Print out all of the data below, keeping it identical to the original.

[Information shown — start]

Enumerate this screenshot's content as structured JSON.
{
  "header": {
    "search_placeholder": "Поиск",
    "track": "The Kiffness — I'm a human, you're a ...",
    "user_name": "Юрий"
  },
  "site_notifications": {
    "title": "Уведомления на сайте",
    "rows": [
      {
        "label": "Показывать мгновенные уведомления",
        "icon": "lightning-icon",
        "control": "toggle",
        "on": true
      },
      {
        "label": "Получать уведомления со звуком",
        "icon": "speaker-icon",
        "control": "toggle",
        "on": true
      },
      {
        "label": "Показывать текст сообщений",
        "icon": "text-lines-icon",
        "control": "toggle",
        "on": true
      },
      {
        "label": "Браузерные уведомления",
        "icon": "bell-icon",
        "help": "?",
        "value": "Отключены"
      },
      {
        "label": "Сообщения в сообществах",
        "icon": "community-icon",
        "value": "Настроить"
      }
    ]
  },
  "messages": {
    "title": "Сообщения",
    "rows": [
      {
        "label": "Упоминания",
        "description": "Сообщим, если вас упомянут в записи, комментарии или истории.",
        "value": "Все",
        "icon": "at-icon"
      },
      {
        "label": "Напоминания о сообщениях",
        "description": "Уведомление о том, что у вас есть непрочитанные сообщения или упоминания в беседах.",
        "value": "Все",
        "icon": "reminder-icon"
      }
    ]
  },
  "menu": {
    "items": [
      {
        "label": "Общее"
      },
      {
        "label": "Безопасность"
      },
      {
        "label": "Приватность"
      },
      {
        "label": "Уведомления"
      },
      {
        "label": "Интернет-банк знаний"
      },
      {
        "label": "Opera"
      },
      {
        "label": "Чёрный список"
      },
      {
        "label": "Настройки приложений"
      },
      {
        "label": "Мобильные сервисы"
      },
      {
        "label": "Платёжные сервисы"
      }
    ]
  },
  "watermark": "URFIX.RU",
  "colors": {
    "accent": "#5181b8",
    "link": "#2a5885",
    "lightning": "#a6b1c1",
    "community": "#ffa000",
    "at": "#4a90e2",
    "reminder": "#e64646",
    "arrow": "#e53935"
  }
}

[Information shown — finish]

Exercise output:
Enumerate this screenshot's content as structured JSON.
{
  "header": {
    "search_placeholder": "Поиск",
    "track": "The Kiffness — I'm a human, you're a ...",
    "user_name": "Юрий"
  },
  "site_notifications": {
    "title": "Уведомления на сайте",
    "rows": [
      {
        "label": "Показывать мгновенные уведомления",
        "icon": "lightning-icon",
        "control": "toggle",
        "on": true
      },
      {
        "label": "Получать уведомления со звуком",
        "icon": "speaker-icon",
        "control": "toggle",
        "on": true
      },
      {
        "label": "Показывать текст сообщений",
        "icon": "text-lines-icon",
        "control": "toggle",
        "on": true
      },
      {
        "label": "Браузерные уведомления",
        "icon": "bell-icon",
        "help": "?",
        "value": "Отключены"
      },
      {
        "label": "Сообщения в сообществах",
        "icon": "community-icon",
        "value": "Настроить"
      }
    ]
  },
  "messages": {
    "title": "Сообщения",
    "rows": [
      {
        "label": "Упоминания",
        "description": "Сообщим, если вас упомянут в записи, комментарии или истории.",
        "value": "Все",
        "icon": "at-icon"
      },
      {
        "label": "Напоминания о сообщениях",
        "description": "Уведомление о том, что у вас есть непрочитанные сообщения или упоминания в беседах.",
        "value": "Все",
        "icon": "reminder-icon"
      }
    ]
  },
  "menu": {
    "items": [
      {
        "label": "Общее"
      },
      {
        "label": "Безопасность"
      },
      {
        "label": "Приватность"
      },
      {
        "label": "Уведомления"
      },
      {
        "label": "Интернет-банк знаний"
      },
      {
        "label": "Opera"
      },
      {
        "label": "Чёрный список"
      },
      {
        "label": "Настройки приложений"
      },
      {
        "label": "Мобильные сервисы"
      },
      {
        "label": "Платёжные сервисы"
      }
    ]
  },
  "watermark": "URFIX.RU",
  "colors": {
    "accent": "#5181b8",
    "link": "#2a5885",
    "lightning": "#a6b1c1",
    "community": "#ffa000",
    "at": "#4a90e2",
    "reminder": "#e64646",
    "arrow": "#e53935"
  }
}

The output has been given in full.